Yesterday while I was working on my new text piece Thom reminded me of one of my favorite people. Miclosch Smolnar. Michlosh Smolnar, according to his Lithuanian relatives, is the little man who lives in our skull. "Miclosch Smolnar sick upstairs," he says, in his grandfathers' mush mouthed accent.
Speaking of which, I was reading about the detainee protection act this morning and wanted to make sure I knew what a dog's breakfast was. I looked it up and got lost in a dictionary of phrases, which confirmed that the dog's breakfast was, in fact, a mess, but that the dog's dinner is what you are when you're all dressed up.

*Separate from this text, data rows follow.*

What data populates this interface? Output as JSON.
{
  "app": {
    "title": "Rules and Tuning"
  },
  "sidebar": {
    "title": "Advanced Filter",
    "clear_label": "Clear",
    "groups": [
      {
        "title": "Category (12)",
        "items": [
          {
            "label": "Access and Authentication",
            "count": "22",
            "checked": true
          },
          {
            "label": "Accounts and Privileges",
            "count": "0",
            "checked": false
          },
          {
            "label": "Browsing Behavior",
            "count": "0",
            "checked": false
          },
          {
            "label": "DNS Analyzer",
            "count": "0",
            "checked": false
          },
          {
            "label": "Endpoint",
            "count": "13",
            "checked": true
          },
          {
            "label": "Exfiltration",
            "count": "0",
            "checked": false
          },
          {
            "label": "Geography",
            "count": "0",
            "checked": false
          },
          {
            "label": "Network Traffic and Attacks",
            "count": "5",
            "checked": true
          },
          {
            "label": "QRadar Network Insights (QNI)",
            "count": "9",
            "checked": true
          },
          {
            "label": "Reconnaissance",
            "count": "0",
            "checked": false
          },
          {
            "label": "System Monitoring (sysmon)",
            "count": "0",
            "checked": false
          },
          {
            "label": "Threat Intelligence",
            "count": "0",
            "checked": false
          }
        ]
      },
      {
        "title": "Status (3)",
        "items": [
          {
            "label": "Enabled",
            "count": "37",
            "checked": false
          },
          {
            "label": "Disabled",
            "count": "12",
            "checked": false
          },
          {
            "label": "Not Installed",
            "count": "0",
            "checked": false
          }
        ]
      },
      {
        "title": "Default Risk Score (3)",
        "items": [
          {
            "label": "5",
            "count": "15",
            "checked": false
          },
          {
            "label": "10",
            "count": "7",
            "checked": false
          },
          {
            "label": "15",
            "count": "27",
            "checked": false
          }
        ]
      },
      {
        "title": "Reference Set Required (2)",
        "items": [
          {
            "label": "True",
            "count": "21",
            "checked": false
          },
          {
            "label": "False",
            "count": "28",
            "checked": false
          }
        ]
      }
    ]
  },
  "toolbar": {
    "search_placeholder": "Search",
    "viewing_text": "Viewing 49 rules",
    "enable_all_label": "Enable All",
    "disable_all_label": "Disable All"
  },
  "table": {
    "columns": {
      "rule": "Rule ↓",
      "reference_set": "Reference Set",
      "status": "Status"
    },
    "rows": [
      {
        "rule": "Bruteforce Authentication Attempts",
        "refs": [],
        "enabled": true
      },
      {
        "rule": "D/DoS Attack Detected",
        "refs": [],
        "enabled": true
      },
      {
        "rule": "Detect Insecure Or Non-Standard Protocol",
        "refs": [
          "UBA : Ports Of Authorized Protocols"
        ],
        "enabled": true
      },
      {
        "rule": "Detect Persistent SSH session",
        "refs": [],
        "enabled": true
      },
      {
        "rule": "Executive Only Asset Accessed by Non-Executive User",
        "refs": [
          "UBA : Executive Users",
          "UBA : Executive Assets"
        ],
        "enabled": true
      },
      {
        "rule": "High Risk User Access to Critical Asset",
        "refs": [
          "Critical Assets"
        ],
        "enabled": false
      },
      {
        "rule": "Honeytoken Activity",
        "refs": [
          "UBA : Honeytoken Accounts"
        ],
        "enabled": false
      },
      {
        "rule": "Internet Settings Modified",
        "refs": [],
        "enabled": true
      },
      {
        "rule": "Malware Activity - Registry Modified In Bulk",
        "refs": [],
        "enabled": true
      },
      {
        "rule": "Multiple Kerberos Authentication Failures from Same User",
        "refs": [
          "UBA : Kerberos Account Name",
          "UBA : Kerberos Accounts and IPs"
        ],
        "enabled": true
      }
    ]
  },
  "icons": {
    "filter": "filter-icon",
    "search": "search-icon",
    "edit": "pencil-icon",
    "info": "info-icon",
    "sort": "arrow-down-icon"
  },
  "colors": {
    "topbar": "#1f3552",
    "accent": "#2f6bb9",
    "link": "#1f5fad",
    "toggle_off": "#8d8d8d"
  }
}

And if you take me to dinner and you have short arms and long pockets, then I guess I'm paying. And if the meal is bad enough we might say it is Sweet Fanny Adams. In which case we could do the technicolor yawn, and leave Sweet Fanny Adams for a tip.
Fanny Adams was a darling young lady who was murdered and chopped up in 1867. Sailors used her name to talk about their horrible meals, and everyone else used it to mean nothing, in the sense of nothing in ones' pockets. If you mean that something means nothing, you can say Sans Fairy Ann, which is a corruption of "c'est ne fait rien."
If you're sick of being a monkey's uncle, you might try these other expressions of amazement: "I'll go to the foot of our stairs", "strike me pink", "stone the crows" or "if that don't take the rag off the bush."
If you just want to get out of this backwater, this middle of nowhere, this back of beyond, and you're sure you're going someplace better, you can say 23 skidoo. There are lots of theories about how that phrase came about, but here's my favorite.
"23-skidoo" came from an expression that construction workers used while building the Flatiron Building on 23rd Street in N.Y.C. 23rd Street is one of the wider streets in New York that is like an uninterrupted wind-tunnel between the East and Hudson Rivers. Frequently, when one is walking north or south on the avenues and comes to such an intersection, they can experience a sudden blast of wind as soon as they pass the wall of a corner building. Apparently, when the workers sat on the sidewalk to eat their lunches, they would watch women's skirts blow up from the sudden gusts."
The phrase dictionary also has a list of funny minced oaths, which we know as Flanderisms, and mondegreens, which are misheard lyrics. Like "The ants are my friend, they're blowing in the wind..." and "The girl with colitis goes by..."